COMPARISON OF QUANTITATIVE AND QUALITATIVE RESEARCH METHODS
This paper compares and contrasts qualitative and quantitative research methods in three basic areas. These are the of their: epistemological foundations, data collection methods, and data analysis methods. The paper ends with a brief summary of the primary points made.
Gall, Borg and Gall (1996) discuss several similarities and differences between qualitative and quantitative research methods. With respect to similarities, both kinds of research formulate epistemological positions regarding the nature of causation and reality and both comprise a set of methods for designing research, collecting data, analyzing data, and deriving information from data collection and analysis. However, they differ in terms of the epistemological positions they advocate and in the methods they hold to be appropriate for meaningful scientific inquiry.
One primary difference between the two research methods according to Gall, Borg and Gall (1996) involves their epistemological assumptions about the nature that causality. The quantitative method, according to the authors, rests on a view of causation as an external, measurable force that occurs independently of the observer and can be used to explain diverse phenomena. On the other hand, the conceptual foundation of qualitative research holds that causation itself is predominately a human interpretive process.
The foregoing assumptions have implications for how scientists should study reality. Quantitative research roots its methods of acquiring information in a view that holds that reality is external to the observer whereas the qualitative method grounds its methodological principles and practices in the notion of reality as an interpretative construct. This point has been discussed by Wainwright (1997) who states that typically qualitative research seeks to discover information about any given phenomenon by obtaining an in-depth understanding of the meanings and definitions of the phenomenon that are conceptualized by informants; moreover, these need not be many informants; a simple case study of one individual is said to yield much given the subjective element of reality.

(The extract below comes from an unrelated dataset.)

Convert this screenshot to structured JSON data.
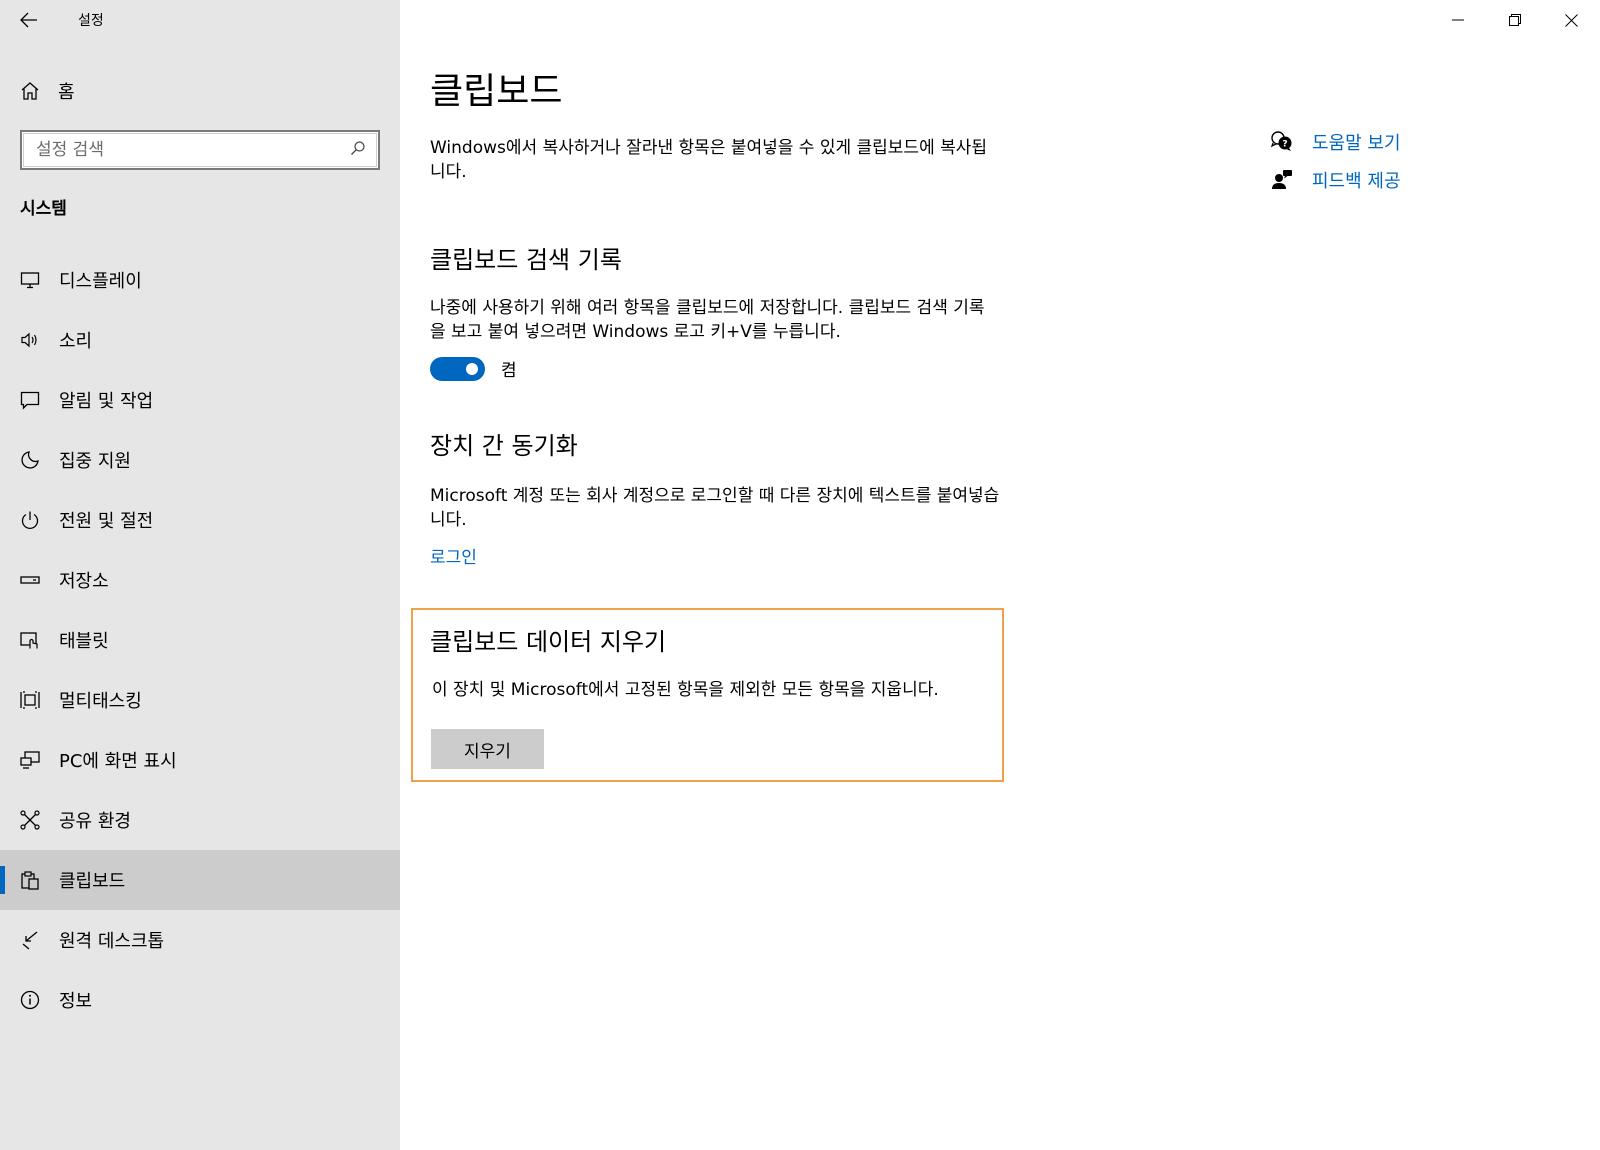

Quantitative research, based on its assumptions of causation and reality, attempts to arrive at an in-depth understanding of the phenomenon by measuring "it" in some fairly objective manner with results that can be established as valid by a set of formal scientific/methodological principles of inquiry and set criteria for reliability and validity. It seeks for results that are stable across time. Thus, while qualitative research aims at discovering how a very small collective interpret a phenomenon, quantitative research looks at some objective index of the phenomenon attempting to produce information that is stable and valid for large populations and samples.

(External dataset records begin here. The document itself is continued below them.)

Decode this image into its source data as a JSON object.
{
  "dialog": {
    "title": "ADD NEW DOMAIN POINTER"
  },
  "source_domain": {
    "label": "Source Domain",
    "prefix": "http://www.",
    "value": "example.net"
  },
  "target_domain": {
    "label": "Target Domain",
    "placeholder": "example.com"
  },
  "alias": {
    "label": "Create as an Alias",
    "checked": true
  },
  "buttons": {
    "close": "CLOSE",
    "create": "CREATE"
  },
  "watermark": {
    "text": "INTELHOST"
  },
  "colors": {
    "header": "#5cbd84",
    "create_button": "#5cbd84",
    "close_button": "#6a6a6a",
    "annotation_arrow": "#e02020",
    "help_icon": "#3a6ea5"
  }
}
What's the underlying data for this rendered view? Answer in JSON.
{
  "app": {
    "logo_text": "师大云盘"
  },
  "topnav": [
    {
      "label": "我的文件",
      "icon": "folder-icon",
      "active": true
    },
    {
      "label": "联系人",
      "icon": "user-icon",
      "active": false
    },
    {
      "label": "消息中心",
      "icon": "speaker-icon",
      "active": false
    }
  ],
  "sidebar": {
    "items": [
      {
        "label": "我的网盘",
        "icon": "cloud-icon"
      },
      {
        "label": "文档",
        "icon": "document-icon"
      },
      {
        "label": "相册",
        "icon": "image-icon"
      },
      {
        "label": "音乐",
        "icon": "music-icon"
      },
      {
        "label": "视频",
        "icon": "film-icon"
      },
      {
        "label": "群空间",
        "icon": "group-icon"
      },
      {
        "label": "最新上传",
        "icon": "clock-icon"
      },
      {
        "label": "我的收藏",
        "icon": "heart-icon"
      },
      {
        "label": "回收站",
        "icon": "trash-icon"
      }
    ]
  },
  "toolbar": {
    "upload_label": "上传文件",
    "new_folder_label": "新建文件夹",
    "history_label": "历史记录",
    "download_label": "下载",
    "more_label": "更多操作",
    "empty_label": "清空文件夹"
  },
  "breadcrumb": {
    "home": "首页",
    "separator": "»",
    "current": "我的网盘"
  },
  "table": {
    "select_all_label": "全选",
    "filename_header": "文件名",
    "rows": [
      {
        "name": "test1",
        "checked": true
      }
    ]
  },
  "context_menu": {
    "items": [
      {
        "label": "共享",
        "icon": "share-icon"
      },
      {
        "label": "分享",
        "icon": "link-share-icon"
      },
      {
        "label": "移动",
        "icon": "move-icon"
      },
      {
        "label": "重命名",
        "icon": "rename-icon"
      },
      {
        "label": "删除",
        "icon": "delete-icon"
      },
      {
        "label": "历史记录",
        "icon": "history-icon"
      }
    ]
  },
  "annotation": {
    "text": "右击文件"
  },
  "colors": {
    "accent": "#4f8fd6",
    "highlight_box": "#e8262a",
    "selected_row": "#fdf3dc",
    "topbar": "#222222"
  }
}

Gall, Borg and Gall (1996) note that for some domains such as education, the existing knowledge base consists of information obtained by both quantitative and qualitative research. The authors point out that many research experts believe it is quite acceptable to use both kinds of research to collect information about a given phenomenon despite their differing assumptions----provided that the two methods are assigned differing roles in terms of the contribution they make to understanding the phenomenon being studied.
With respect to the foregoing, qualitative methods are assigned the role of intensively observing some small sample and conceptualizing possible themes, patterns, processes, and/or structures as being involved in the phenomenon of interest. Quantitative methods are then called upon to determine whether the conceptualized constructs are supportable or confirmed.
For example, a quantitative study might be conducted of three special education students' responses to inclusion with possible patterns of...